There was some controversy that greeted 'Final Destination' upon its initial theatrical release, regarding its original ending. It was more philosophical and cerebral than the re-shot, audience-pleasing finale of the R-rated theatrical version (both are presented on this Blu-ray), so rightly so that the film has been criticized for selling out it's initially intriguing ideas for commercial concerns. The theatrical cut has your typical "gotcha scare," big-bang ending, which if effective yet makes mincemeat of most of the story's best narrative conceits. To be fair, judging by 'Final Destination's considerable box office take (and the fact that it has since gone on to spawn three sequels, I guess the filmmakers' instincts were right, and audiences ultimately didn't care.
Unsatisfying climax or not, 'Final Destination' is a well-made and well-acted slasher film, and more ambitious than most. It's got the right mix of fairly well-delineated characters, riveting set-up, and juicy murder sequences to please most horror diehards and even a few more casual fans of the genre. The sequels may continue to deliver the law of diminishing returns, but give the original a try. Death is waiting...
Warner/New Line presents 'Final Destination' in 1080p/VC-1 video, framed at 1.85:1. For a film now nearly a decade old, it holds up quite well -- another fine catalog remaster from the studio.
'Final Destination' is one of the slicker-looking of the slasher flicks of the late '90s/early '00s. The film is on the dark side but well photographed, with deep, rich colors and nice blacks. Contrast is bright but not overdone, giving a smooth veneer to the transfer that reveals plenty of detail and depth. Shadow delineation is not superior but still more than solid, and the image is generally sharp. There is some natural film grain, but no major source issues. The encode is likewise smooth and free of artifacts. Very nice.

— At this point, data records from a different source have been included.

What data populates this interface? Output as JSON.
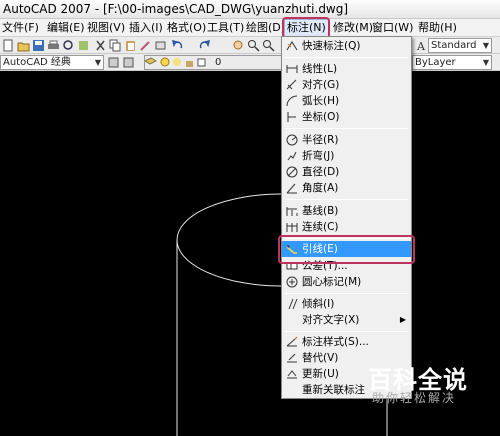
{
  "window": {
    "title": "AutoCAD 2007 - [F:\\00-images\\CAD_DWG\\yuanzhuti.dwg]"
  },
  "menubar": {
    "items": [
      {
        "label": "文件(F)"
      },
      {
        "label": "编辑(E)"
      },
      {
        "label": "视图(V)"
      },
      {
        "label": "插入(I)"
      },
      {
        "label": "格式(O)"
      },
      {
        "label": "工具(T)"
      },
      {
        "label": "绘图(D)"
      },
      {
        "label": "标注(N)"
      },
      {
        "label": "修改(M)"
      },
      {
        "label": "窗口(W)"
      },
      {
        "label": "帮助(H)"
      }
    ]
  },
  "toolbar": {
    "workspace": "AutoCAD 经典",
    "layer": "0",
    "text_style": "Standard",
    "linetype": "ByLayer"
  },
  "dimension_menu": {
    "items": [
      {
        "label": "快速标注(Q)",
        "icon": "quick-dimension-icon"
      },
      {
        "label": "线性(L)",
        "icon": "linear-dimension-icon"
      },
      {
        "label": "对齐(G)",
        "icon": "aligned-dimension-icon"
      },
      {
        "label": "弧长(H)",
        "icon": "arc-length-icon"
      },
      {
        "label": "坐标(O)",
        "icon": "ordinate-icon"
      },
      {
        "label": "半径(R)",
        "icon": "radius-icon"
      },
      {
        "label": "折弯(J)",
        "icon": "jogged-icon"
      },
      {
        "label": "直径(D)",
        "icon": "diameter-icon"
      },
      {
        "label": "角度(A)",
        "icon": "angular-icon"
      },
      {
        "label": "基线(B)",
        "icon": "baseline-icon"
      },
      {
        "label": "连续(C)",
        "icon": "continue-icon"
      },
      {
        "label": "引线(E)",
        "icon": "leader-icon"
      },
      {
        "label": "公差(T)...",
        "icon": "tolerance-icon"
      },
      {
        "label": "圆心标记(M)",
        "icon": "center-mark-icon"
      },
      {
        "label": "倾斜(I)",
        "icon": "oblique-icon"
      },
      {
        "label": "对齐文字(X)",
        "icon": ""
      },
      {
        "label": "标注样式(S)...",
        "icon": "dimension-style-icon"
      },
      {
        "label": "替代(V)",
        "icon": "override-icon"
      },
      {
        "label": "更新(U)",
        "icon": "update-icon"
      },
      {
        "label": "重新关联标注",
        "icon": ""
      }
    ],
    "highlighted_index": 11
  },
  "watermark": {
    "brand": "百科全说",
    "subtitle": "助你轻松解决"
  },
  "colors": {
    "highlight": "#3399ff",
    "annotation": "#c0335f",
    "canvas": "#000000"
  }
}
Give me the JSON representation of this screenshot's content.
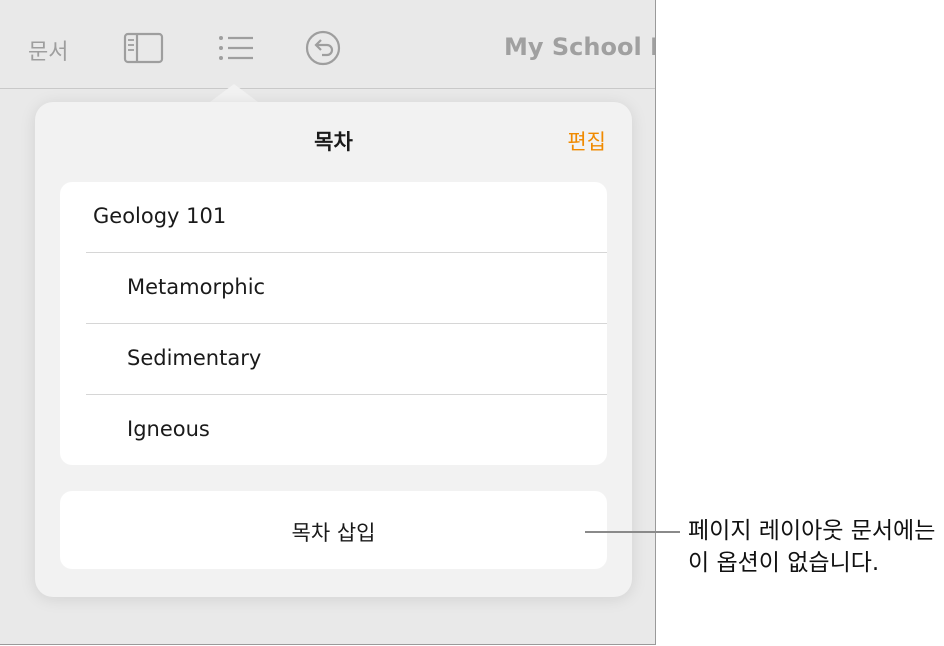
{
  "toolbar": {
    "docs_label": "문서",
    "title": "My School R",
    "icons": [
      "sidebar-icon",
      "list-icon",
      "undo-icon"
    ]
  },
  "popover": {
    "title": "목차",
    "edit_label": "편집",
    "items": [
      {
        "label": "Geology 101",
        "level": 1
      },
      {
        "label": "Metamorphic",
        "level": 2
      },
      {
        "label": "Sedimentary",
        "level": 2
      },
      {
        "label": "Igneous",
        "level": 2
      }
    ],
    "insert_label": "목차 삽입"
  },
  "callout": {
    "line1": "페이지 레이아웃 문서에는",
    "line2": "이 옵션이 없습니다."
  },
  "colors": {
    "accent": "#f08a00",
    "screen_bg": "#e9e9e9",
    "popover_bg": "#f2f2f2"
  }
}
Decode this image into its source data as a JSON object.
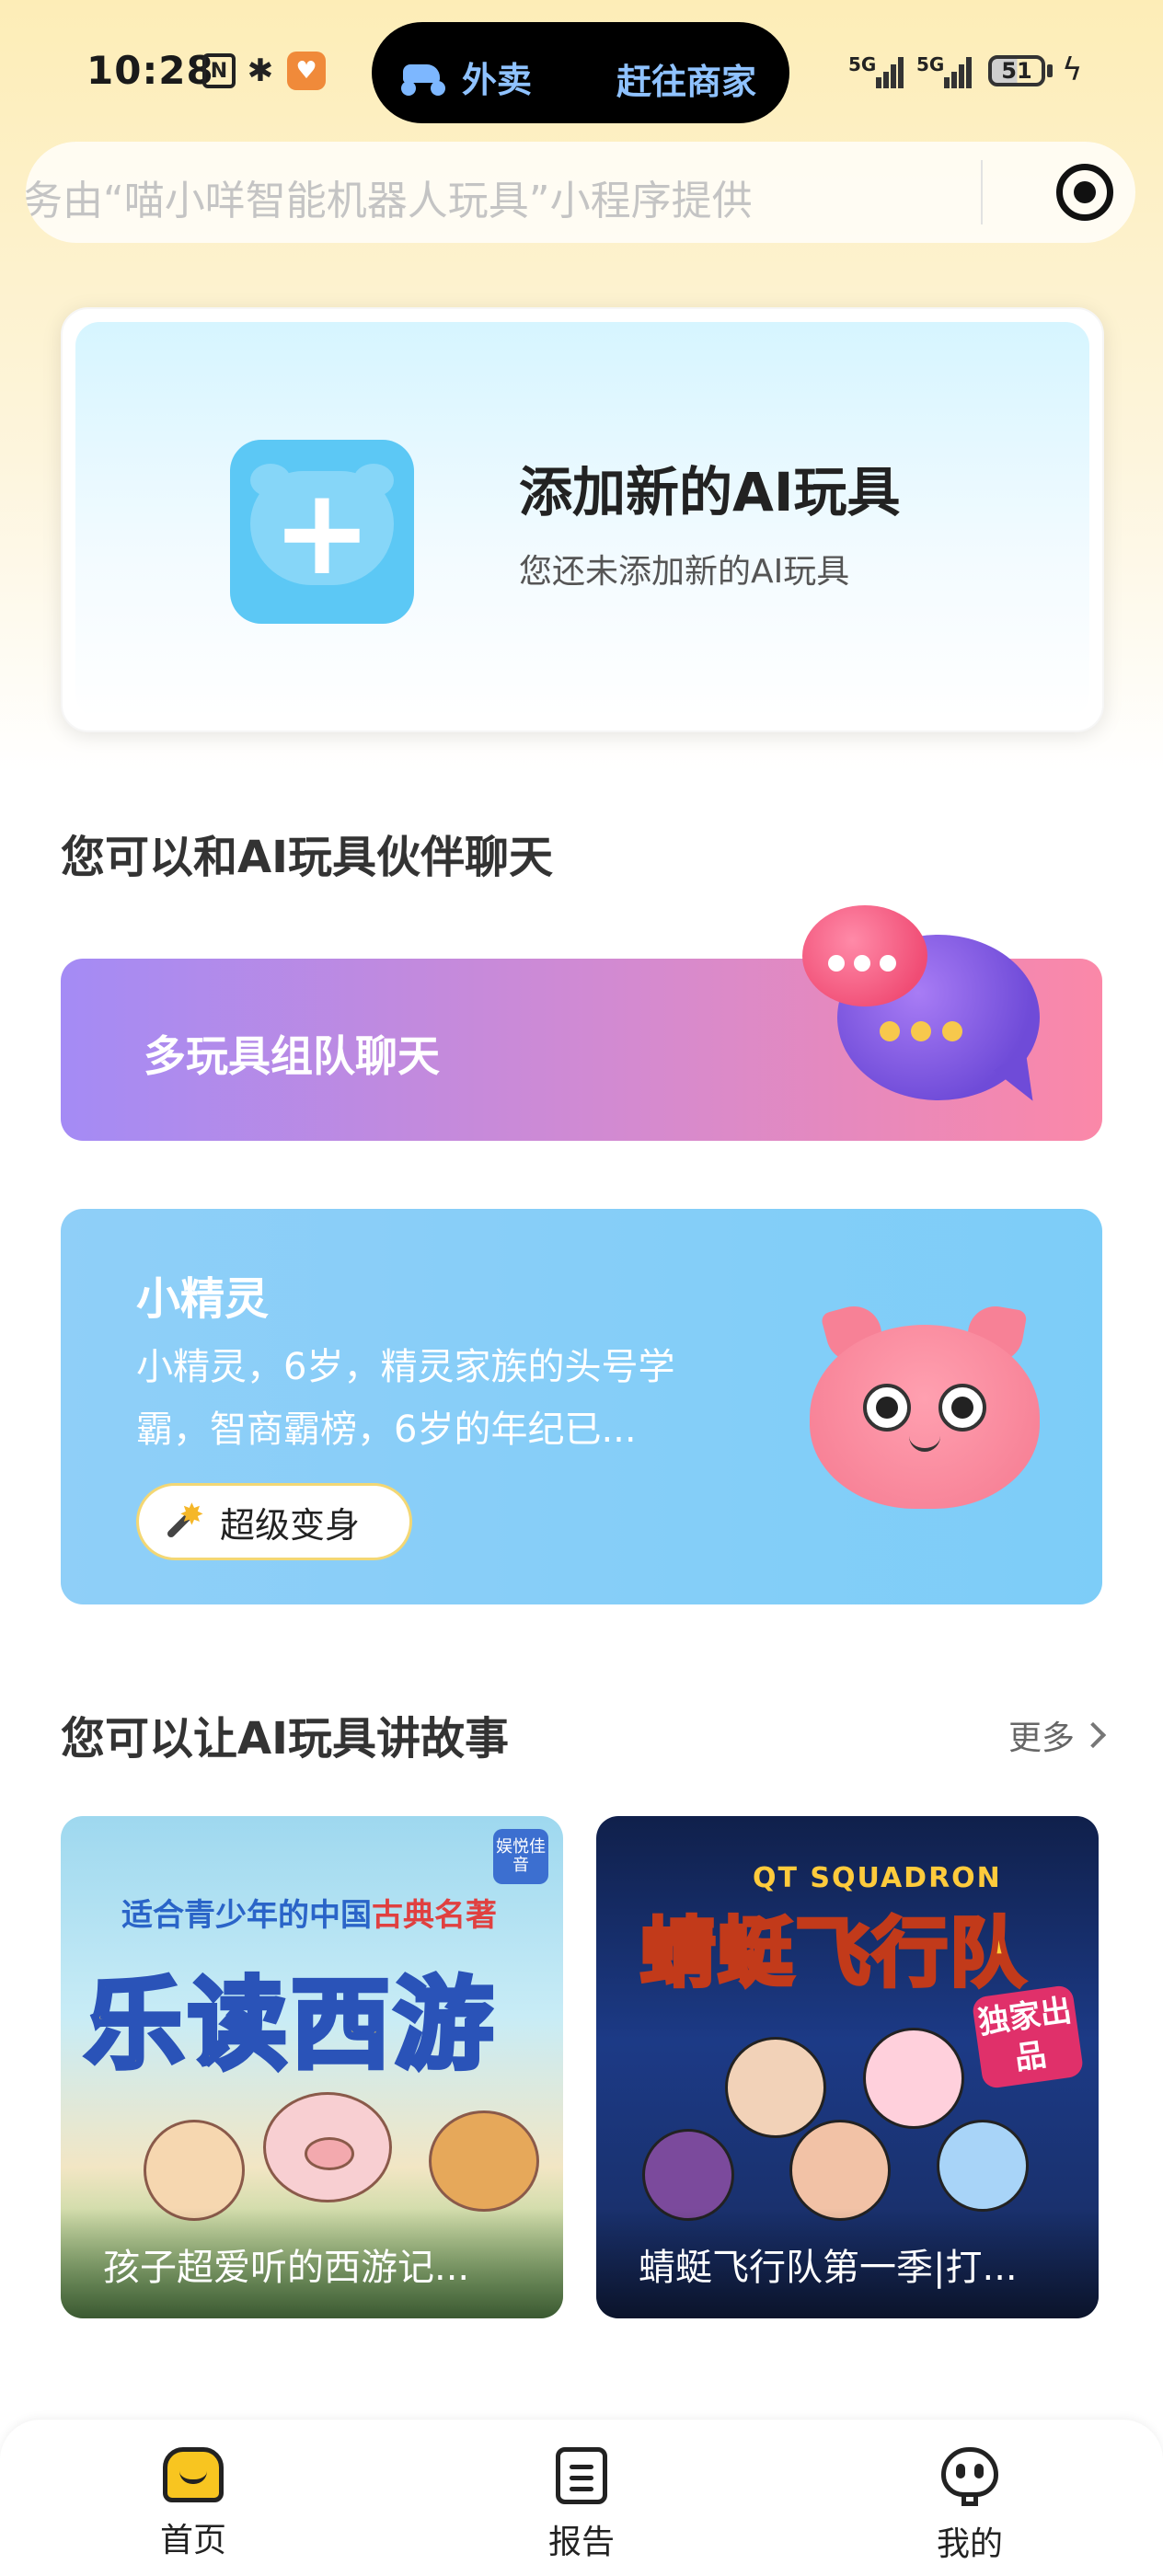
{
  "status_bar": {
    "time": "10:28",
    "island_left_label": "外卖",
    "island_right_label": "赶往商家",
    "signal1": "5G",
    "signal2": "5G",
    "battery": "51"
  },
  "search": {
    "placeholder": "务由“喵小咩智能机器人玩具”小程序提供"
  },
  "add_card": {
    "title": "添加新的AI玩具",
    "subtitle": "您还未添加新的AI玩具"
  },
  "chat_section": {
    "title": "您可以和AI玩具伙伴聊天",
    "team_banner_label": "多玩具组队聊天",
    "sprite": {
      "name": "小精灵",
      "description": "小精灵，6岁，精灵家族的头号学霸，智商霸榜，6岁的年纪已...",
      "button_label": "超级变身"
    }
  },
  "story_section": {
    "title": "您可以让AI玩具讲故事",
    "more_label": "更多",
    "stories": [
      {
        "title": "孩子超爱听的西游记...",
        "cover_top_text": "适合青少年的中国",
        "cover_top_highlight": "古典名著",
        "cover_title": "乐读西游",
        "cover_logo": "娱悦佳音"
      },
      {
        "title": "蜻蜓飞行队第一季|打...",
        "cover_sub": "QT SQUADRON",
        "cover_title": "蜻蜓飞行队",
        "cover_badge": "独家出品"
      }
    ]
  },
  "bottom_nav": {
    "items": [
      {
        "label": "首页",
        "icon": "home-icon"
      },
      {
        "label": "报告",
        "icon": "report-icon"
      },
      {
        "label": "我的",
        "icon": "profile-icon"
      }
    ]
  },
  "colors": {
    "accent_yellow": "#f8c520",
    "sprite_card_blue": "#7dcdf8",
    "team_banner_start": "#a48bf5",
    "team_banner_end": "#fb88a8"
  }
}
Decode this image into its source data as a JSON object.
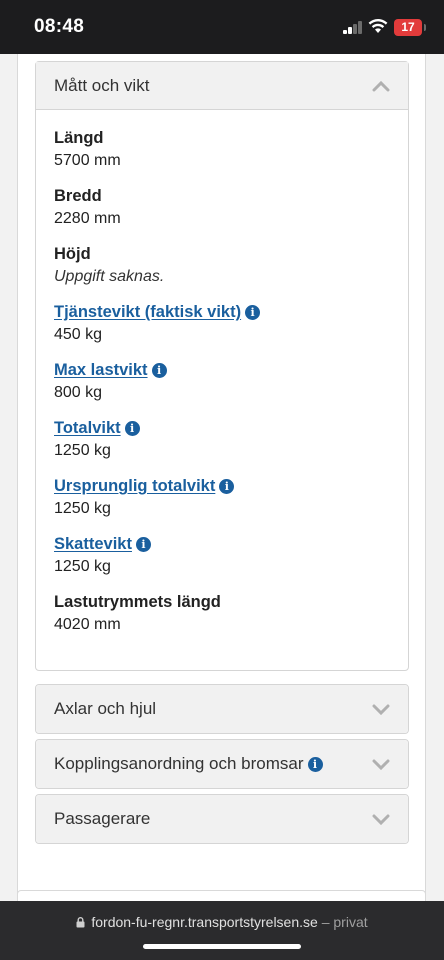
{
  "status_bar": {
    "time": "08:48",
    "battery": "17"
  },
  "sections": {
    "matt_och_vikt": {
      "title": "Mått och vikt",
      "fields": [
        {
          "label": "Längd",
          "value": "5700 mm",
          "link": false
        },
        {
          "label": "Bredd",
          "value": "2280 mm",
          "link": false
        },
        {
          "label": "Höjd",
          "value": "Uppgift saknas.",
          "link": false
        },
        {
          "label": "Tjänstevikt (faktisk vikt)",
          "value": "450 kg",
          "link": true
        },
        {
          "label": "Max lastvikt",
          "value": "800 kg",
          "link": true
        },
        {
          "label": "Totalvikt",
          "value": "1250 kg",
          "link": true
        },
        {
          "label": "Ursprunglig totalvikt",
          "value": "1250 kg",
          "link": true
        },
        {
          "label": "Skattevikt",
          "value": "1250 kg",
          "link": true
        },
        {
          "label": "Lastutrymmets längd",
          "value": "4020 mm",
          "link": false
        }
      ]
    },
    "axlar_och_hjul": {
      "title": "Axlar och hjul"
    },
    "kopplingsanordning": {
      "title": "Kopplingsanordning och bromsar"
    },
    "passagerare": {
      "title": "Passagerare"
    }
  },
  "browser": {
    "url": "fordon-fu-regnr.transportstyrelsen.se",
    "separator": "–",
    "mode": "privat"
  },
  "colors": {
    "link": "#1a5f9e",
    "battery": "#e23b3b"
  }
}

A fresh Dolby TrueHD 5.1 Surround track (48kHz/16-bit) has been created for 'Final Destination,' and the film makes a solid move to high-res audio. It's not a blow-out soundtrack, but well up to scratch.
Most impressive are surround effects. The film's sound designers make nice use of the rears, with sustained ambiance and strong discrete effects, particularly during the aggressive murder sequences. (The opening airplane crash is notably effective.) Dynamic range extends fairly widely, if not top-tier. Low bass is more than adequate and the full spectrum has a warm and polished sound. Dialogue is good if sometimes a bit too muddled, but I never truly strained my ears or had to bump up the volume. A nice TrueHD uptick.
New Line ports over all the extras from its previous special edition DVD of 'Final Destination.' It remains a pretty solid package, if a bit dated in spots. All video is presented in 480i/MPEG-2 video only.
'Final Destination' is a fun twist on the slasher flick. It takes old-school stalker conventions and mixes them with themes of teen existentialism, for an essentially silly if still slightly ambitious tale of death run amok. This Blu-ray is bloody good stuff, with a nice transfer and TrueHD audio upgrade, plus all the extras from the previous special edition DVD. Well worth a look for horror fans.